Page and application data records
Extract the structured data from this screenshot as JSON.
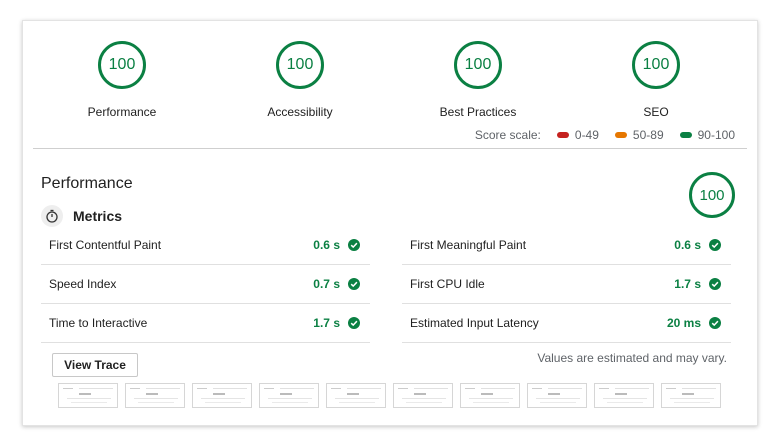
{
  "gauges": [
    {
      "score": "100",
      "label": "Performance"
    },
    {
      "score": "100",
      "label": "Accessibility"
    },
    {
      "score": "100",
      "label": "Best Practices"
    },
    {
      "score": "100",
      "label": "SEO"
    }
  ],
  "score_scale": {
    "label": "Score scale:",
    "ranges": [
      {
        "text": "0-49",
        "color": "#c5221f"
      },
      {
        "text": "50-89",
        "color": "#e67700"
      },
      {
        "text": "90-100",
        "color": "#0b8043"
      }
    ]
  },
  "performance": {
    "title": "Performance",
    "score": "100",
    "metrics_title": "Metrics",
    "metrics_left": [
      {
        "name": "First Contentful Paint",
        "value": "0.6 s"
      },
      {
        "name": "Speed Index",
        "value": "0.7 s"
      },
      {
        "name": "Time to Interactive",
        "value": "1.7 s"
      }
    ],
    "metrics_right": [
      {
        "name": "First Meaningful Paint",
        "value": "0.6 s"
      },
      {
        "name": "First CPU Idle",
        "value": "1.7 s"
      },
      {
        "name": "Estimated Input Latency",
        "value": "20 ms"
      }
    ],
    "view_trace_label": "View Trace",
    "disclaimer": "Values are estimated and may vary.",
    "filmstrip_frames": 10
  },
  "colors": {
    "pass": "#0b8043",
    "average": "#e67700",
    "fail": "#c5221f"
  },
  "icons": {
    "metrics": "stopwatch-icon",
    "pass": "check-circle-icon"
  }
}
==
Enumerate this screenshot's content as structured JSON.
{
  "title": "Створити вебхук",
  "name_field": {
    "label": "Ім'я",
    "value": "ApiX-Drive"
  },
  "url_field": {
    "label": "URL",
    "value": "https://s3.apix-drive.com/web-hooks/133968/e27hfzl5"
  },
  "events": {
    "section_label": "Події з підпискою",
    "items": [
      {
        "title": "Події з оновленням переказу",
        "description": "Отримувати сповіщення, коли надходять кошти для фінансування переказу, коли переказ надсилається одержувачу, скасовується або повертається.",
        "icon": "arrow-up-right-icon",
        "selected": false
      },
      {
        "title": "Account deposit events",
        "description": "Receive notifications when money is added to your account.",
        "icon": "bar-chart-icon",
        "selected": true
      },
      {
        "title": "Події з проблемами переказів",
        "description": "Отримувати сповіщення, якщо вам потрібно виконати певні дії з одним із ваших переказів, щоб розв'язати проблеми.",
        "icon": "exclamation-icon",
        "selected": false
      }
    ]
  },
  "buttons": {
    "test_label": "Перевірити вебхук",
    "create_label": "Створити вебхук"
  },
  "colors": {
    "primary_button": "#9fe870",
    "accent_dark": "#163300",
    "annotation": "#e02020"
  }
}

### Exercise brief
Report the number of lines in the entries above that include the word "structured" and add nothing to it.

### Written solution
2